- Opening Delimiter -

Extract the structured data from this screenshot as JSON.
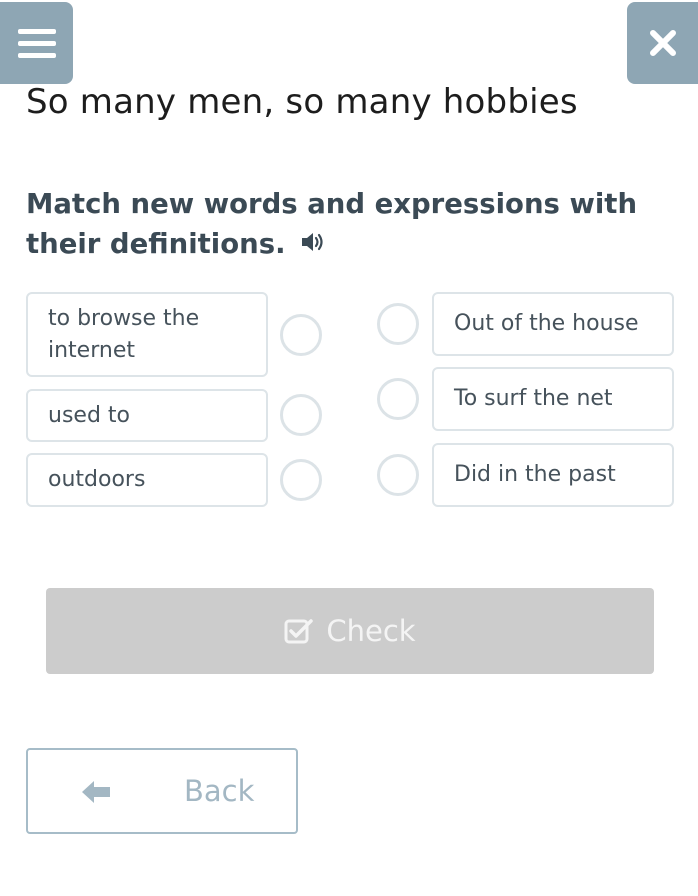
{
  "header": {
    "menu_icon": "hamburger-icon",
    "close_icon": "close-icon"
  },
  "title": "So many men, so many hobbies",
  "instruction": "Match new words and expressions with their definitions.",
  "speaker_icon": "speaker-icon",
  "left_items": [
    {
      "label": "to browse the internet"
    },
    {
      "label": "used to"
    },
    {
      "label": "outdoors"
    }
  ],
  "right_items": [
    {
      "label": "Out of the house"
    },
    {
      "label": "To surf the net"
    },
    {
      "label": "Did in the past"
    }
  ],
  "check_button": {
    "label": "Check",
    "icon": "checkbox-pen-icon"
  },
  "back_button": {
    "label": "Back",
    "icon": "arrow-left-icon"
  },
  "colors": {
    "header_button": "#8ea6b4",
    "check_disabled": "#cccccc",
    "back_border": "#a6bcc8"
  }
}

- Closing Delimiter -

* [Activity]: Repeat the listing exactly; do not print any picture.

* [Completed exercise]:
Extract the structured data from this screenshot as JSON.
{
  "header": {
    "menu_icon": "hamburger-icon",
    "close_icon": "close-icon"
  },
  "title": "So many men, so many hobbies",
  "instruction": "Match new words and expressions with their definitions.",
  "speaker_icon": "speaker-icon",
  "left_items": [
    {
      "label": "to browse the internet"
    },
    {
      "label": "used to"
    },
    {
      "label": "outdoors"
    }
  ],
  "right_items": [
    {
      "label": "Out of the house"
    },
    {
      "label": "To surf the net"
    },
    {
      "label": "Did in the past"
    }
  ],
  "check_button": {
    "label": "Check",
    "icon": "checkbox-pen-icon"
  },
  "back_button": {
    "label": "Back",
    "icon": "arrow-left-icon"
  },
  "colors": {
    "header_button": "#8ea6b4",
    "check_disabled": "#cccccc",
    "back_border": "#a6bcc8"
  }
}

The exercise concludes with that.